PROBLEM TO SOLVE
Lines with "icon" in the entries below: count them and reply with the number alone.

[Items listed in a dataset]
-----
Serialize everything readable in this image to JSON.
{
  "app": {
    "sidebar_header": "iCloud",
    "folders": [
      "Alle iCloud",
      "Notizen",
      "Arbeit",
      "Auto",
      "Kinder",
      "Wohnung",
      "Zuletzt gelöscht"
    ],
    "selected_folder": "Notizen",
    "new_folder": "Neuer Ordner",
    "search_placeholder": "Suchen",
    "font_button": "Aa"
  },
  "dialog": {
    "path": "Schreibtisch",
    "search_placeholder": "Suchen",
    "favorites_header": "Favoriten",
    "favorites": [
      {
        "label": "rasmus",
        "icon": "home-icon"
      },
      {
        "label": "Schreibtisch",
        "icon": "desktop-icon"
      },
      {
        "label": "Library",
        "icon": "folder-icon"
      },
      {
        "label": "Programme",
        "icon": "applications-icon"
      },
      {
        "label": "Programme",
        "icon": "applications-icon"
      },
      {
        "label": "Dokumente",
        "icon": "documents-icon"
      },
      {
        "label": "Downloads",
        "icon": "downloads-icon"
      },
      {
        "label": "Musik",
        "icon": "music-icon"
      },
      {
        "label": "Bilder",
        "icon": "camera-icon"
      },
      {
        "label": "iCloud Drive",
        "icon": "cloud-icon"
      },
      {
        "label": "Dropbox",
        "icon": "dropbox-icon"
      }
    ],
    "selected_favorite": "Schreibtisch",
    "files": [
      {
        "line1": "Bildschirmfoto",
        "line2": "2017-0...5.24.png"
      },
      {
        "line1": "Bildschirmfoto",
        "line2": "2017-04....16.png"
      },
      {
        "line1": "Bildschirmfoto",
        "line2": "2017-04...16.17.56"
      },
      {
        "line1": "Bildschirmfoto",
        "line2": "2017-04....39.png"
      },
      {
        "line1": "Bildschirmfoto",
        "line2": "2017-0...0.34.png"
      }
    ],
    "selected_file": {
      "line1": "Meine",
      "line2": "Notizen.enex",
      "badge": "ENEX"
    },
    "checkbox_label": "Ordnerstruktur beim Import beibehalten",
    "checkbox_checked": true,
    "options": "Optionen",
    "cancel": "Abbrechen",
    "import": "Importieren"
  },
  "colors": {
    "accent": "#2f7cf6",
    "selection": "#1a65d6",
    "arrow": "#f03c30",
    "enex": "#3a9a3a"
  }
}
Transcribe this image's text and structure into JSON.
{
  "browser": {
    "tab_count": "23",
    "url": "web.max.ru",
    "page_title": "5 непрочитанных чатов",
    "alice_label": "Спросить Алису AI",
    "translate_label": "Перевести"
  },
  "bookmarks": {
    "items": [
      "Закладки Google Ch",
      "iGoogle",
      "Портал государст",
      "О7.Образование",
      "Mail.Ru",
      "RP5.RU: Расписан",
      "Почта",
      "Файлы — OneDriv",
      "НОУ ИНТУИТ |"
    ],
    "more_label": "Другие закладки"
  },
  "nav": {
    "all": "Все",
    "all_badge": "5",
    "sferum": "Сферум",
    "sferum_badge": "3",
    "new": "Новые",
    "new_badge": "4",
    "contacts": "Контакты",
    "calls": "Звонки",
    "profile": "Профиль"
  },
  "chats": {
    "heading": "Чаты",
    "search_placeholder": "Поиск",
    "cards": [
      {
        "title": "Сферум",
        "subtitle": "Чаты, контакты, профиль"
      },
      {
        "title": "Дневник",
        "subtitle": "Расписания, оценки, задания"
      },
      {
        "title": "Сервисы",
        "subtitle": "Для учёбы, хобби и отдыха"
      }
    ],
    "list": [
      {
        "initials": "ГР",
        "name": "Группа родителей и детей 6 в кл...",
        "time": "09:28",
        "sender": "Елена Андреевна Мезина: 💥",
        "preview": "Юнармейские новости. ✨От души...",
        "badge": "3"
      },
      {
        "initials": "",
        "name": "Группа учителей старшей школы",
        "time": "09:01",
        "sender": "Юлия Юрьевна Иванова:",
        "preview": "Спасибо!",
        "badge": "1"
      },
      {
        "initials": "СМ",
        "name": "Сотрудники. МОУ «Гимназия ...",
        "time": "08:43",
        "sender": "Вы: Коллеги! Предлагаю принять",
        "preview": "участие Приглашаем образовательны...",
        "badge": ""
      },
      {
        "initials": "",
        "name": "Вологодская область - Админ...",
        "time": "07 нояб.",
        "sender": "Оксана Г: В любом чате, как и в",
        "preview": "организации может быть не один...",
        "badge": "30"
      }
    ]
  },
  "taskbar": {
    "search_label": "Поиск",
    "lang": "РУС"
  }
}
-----
YOUR SOLUTION
11